Police believe death of man killed by train in Battle Creek was accidental
Battle Creek police said Tuesday, Jan. 2, they believe the death of a man struck Monday by a train was an accident.
Nicholas Wilson, 33, of Battle Creek died when he was hit by a westbound Canadian National freight train near the Battle Creek Transportation Center at 119 S. McCamly St.
Lt. Douglas Bagwell said video shows Wilson walking west and parallel to the tracks when he turns left and attempts to cross the tracks and is struck by the train.
Wilson was wearing a hat and a hood pulled over his head and had earbuds used to listen to music, police said, and may not have realized the train was approaching from behind him.
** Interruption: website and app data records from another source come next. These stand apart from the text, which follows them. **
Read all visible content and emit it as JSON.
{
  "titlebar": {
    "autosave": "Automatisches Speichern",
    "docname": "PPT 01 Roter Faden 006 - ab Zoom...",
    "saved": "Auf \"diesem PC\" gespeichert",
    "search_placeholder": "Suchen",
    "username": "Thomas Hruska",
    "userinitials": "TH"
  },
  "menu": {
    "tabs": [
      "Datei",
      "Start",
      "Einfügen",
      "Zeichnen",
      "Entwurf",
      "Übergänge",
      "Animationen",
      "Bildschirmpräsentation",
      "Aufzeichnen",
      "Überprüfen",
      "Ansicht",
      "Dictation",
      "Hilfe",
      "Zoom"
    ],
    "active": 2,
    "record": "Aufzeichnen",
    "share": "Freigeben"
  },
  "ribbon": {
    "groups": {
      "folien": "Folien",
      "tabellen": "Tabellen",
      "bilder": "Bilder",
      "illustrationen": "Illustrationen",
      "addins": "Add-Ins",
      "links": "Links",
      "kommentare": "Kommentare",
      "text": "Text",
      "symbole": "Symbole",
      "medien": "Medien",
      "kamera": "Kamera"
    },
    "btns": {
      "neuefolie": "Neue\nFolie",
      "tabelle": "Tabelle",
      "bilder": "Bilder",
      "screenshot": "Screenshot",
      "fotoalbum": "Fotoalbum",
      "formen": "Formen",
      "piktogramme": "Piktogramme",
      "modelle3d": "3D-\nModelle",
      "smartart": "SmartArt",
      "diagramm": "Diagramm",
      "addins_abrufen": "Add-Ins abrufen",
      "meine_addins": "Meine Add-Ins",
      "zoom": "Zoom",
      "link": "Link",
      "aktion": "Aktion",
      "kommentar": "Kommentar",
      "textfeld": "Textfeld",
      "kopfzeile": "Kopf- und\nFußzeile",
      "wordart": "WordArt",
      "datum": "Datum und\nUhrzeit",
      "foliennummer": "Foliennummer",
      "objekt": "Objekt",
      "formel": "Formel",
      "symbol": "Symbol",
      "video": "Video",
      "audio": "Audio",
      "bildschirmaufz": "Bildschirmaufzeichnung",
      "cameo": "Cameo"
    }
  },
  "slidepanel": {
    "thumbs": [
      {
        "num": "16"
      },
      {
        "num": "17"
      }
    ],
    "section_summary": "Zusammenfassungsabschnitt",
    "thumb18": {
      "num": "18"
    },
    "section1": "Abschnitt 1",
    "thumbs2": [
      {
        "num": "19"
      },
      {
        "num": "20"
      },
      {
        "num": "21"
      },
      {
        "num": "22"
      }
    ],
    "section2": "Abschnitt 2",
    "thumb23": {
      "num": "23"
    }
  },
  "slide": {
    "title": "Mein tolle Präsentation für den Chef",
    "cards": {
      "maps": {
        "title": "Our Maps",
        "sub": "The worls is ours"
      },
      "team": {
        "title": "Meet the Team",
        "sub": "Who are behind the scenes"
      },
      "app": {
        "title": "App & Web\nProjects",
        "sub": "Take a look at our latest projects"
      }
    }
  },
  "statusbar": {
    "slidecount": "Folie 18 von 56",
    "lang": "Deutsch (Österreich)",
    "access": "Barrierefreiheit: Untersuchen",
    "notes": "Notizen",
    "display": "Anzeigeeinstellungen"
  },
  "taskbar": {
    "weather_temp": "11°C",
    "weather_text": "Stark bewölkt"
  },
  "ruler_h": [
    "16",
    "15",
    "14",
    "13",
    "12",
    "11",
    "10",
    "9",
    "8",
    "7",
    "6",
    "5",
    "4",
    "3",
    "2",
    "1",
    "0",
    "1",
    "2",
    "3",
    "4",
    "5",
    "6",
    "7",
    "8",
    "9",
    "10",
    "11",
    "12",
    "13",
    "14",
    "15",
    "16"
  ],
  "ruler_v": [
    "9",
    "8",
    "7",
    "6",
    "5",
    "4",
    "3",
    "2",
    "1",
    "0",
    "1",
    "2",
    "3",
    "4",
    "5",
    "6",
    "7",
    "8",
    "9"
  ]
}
The area is part of a Railroad Quiet Zone initiated in Battle Creek on Dec. 28, 2016. The zone stretches through the downtown and includes 11 intersections including Capital Avenue and McCamly Street. Those intersections are on each side of the transportation center where Wilson was walking.
The zone prohibits trains from sounding their horns after increased signs and safety measures were installed at the crossings.
The video shows the gates beginning to lower at the McCamly Street crossing but Wilson never reached the intersection before he turned to cross the tracks.
The crew of the train told police Wilson was walking with his head down and never looked at the train before attempting to cross the tracks. The crew told police they were not immediately sure the train struck Wilson.
When the train stopped Wilson's body was found between Washington Avenue and Kendall Street. He was pronounced dead at the scene.
Wilson's sister, Tracey Fuller, said Tuesday her brother "was just a good guy.
"He loved animals and he liked to cook," she said. "He was very friendly and liked to help people and he would always be there for someone. He would give you the shirt off his back."
She said he didn't have a car and walked where he needed to go but she was not sure where he had been or was going when he was struck.
Police said he had spent the night before at the Haven of Rest Mission and was expected to return there Monday night.
Wilson was raised in Bellevue, one of eight children, and had lived in Battle Creek and Irons.
He had worked at the former Don Pablo's restaurant in Battle Creek, according to his Facebook page.
"He had several jobs and liked to cook," Fuller said. "He was very smart."
But she said the family also wanted people to know that her brother had a long history of using drugs since the age of 13 and battled heroin addiction for many years.
"My mother wanted everyone to know he was a heroin addict," Fuller said. "She always tried to help him get over this whether he was in the system or out of the system or in rehab."
Wilson had spent time in prison for home invasion and larceny, according to records from the Michigan Department of Corrections. Fuller said he had tested clean since before Christmas.
"If someone reads this story and sees what happens; if someone can see this could happen to them maybe it will save someone," Fuller said.
"He was just a good guy. It is unfortunate."
Contact Trace Christenson at 269-966-0685 or firstname.lastname@example.org. Follow him on Twitter: @TSChristenson